Froome and friends rode a solid first week, but only marginally better than Tejay van Garderen's BMC, before striking what may prove to be the race's decisive blow on the first day in the mountains, when the Kenya-born Briton beat Quintana by 64 seconds.
That, in terms of fresh "evidence" of doping, is it. Everything else - the allegation the power data from Froome's signature victory up Mont Ventoux in 2013 was hacked to the 2012 hiring of a soigneur, or "carer", who used to work for Armstrong's team - has had a very reheated taste to it.
The debate about Froome's 'before/after career', his ungainly style, the absence of one physiological test or another, his asthma, his weight, his heart rate, all of it, does not appear to have moved an inch since 2013, the only respite coming last year when he did not survive the first week.
As Thomas told me on Saturday: "They loved us last year, when we were losing."
This suggests an element of jealousy, a point Ireland's 1987 Tour champion Stephen Roche has also made. The fact a French rider has not won this race for 30 years cannot help.
There is also the underdog factor. In a statesmanlike address on French television on Sunday, the Tour's race director Christian Prudhomme called on fans to "respect the jersey", but reminded us all that dominant riders have rarely been popular.
The French public preferred Raymond Poulidor, the "eternal second", to five-time winner Jacques Anquetil, and Fausto Coppi and Eddy Merckx were both booed at the Tour: Merckx was even punched by a spectator at a pivotal moment in the 1975 Tour.
So as outrageous as the punch thrown at Richie Porte on Tuesday and the cup of urine chucked at Froome on Saturday were, they were not without precedent. Mark Cavendish was doused in the same disgusting fashion two years ago after he was portrayed as the bad guy in a crash with Dutch rider Tom Veelers.
There are an estimated 12 million fans along the route of the Tour every year and some take on a bit too much drink while they wait for the riders. The anarchic free festival at the roadside is both part of cycling's charm and a security nightmare.
But none of this excuses what Froome and his team-mates have had to deal with.
Team Sky's Luke Rowe told me the situation was better during Sunday's stage and he even heard a few cheers of "Allez Sky!" He also said the rest of the peloton had been very supportive.
But I have also heard from team staff about routine shouts of "dopers", and stories of litter thrown at the team's vehicles. Even the approachable Rowe seemed uneasy when other journalists leaned in to hear our conversation.
The truth is whichever team rides as well as Team Sky have at three of the past four editions of this race, will have to deal with comparisons to Armstrong's US Postal squad. That, unfortunately, goes with the territory.
But there is also a lot of added sanctimony on display here, inspired by a combination of jealousy, bruised national pride and staggering hypocrisy.
Team Sky boss Sir Dave Brailsford was asked if he would cease taking his riders to Tenerife's Mount Teide for altitude training - something all of Sky's main rivals now do, too, by the way.

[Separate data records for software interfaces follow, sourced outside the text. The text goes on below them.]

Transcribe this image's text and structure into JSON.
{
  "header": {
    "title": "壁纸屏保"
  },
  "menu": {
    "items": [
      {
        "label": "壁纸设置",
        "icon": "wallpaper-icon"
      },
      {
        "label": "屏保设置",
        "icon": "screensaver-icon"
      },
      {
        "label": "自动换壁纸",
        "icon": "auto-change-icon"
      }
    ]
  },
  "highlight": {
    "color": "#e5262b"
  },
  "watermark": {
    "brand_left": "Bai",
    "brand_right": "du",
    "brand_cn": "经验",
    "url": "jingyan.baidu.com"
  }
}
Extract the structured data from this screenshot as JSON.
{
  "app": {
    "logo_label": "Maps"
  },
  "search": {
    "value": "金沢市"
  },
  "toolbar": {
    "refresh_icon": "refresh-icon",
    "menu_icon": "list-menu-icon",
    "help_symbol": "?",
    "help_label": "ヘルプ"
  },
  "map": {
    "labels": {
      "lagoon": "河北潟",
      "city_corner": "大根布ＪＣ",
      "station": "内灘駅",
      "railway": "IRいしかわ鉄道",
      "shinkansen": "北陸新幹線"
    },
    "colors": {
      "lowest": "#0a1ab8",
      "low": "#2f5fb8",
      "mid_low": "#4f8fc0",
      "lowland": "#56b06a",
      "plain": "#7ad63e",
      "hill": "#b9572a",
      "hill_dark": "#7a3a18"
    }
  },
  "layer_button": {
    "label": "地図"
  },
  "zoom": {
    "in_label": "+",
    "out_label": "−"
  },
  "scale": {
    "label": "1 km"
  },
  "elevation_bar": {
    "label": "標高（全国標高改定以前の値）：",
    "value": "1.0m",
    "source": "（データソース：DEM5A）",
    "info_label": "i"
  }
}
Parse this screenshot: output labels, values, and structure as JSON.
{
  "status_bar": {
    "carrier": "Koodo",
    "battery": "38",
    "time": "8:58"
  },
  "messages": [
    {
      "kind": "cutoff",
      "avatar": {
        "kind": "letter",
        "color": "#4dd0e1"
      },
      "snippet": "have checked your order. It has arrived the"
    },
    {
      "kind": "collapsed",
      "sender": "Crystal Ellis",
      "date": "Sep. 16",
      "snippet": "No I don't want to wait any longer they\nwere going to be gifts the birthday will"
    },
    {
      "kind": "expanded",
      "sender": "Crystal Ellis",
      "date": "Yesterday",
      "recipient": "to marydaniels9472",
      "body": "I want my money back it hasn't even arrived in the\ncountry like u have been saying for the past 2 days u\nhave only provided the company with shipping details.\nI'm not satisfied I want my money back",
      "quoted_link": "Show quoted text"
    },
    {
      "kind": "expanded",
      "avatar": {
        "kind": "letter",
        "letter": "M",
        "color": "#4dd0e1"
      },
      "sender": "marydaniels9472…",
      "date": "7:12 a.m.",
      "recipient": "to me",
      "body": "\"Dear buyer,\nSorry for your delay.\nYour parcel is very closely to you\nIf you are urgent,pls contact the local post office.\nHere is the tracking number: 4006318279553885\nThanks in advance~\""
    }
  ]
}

And that, for me, is what underpins a lot - not all, though - of this anti-Sky rhetoric. They have simply stolen a march on the opposition by looking at the demands of the event in the same precise manner British Cycling has tackled the Olympic track programme.
To return to the "transformation" of Thomas from track star to potential Tour contender - a transformation that ignores his impressive road results as a junior - I had a revealing conversation with a former European track champion on Saturday.
I asked about the state of French track cycling and he said: "For the sprints it is great. But in the longer events… pfff, it is all about the Tour."
British cycling, with its funding based on Olympic success, used the track programme to identify and nurture talent for the road: the two disciplines have not been in opposition to each other and there has been a cross-fertilisation of best practice and new ideas.
Has French cycling learned much in the past 30 years? I am not so sure.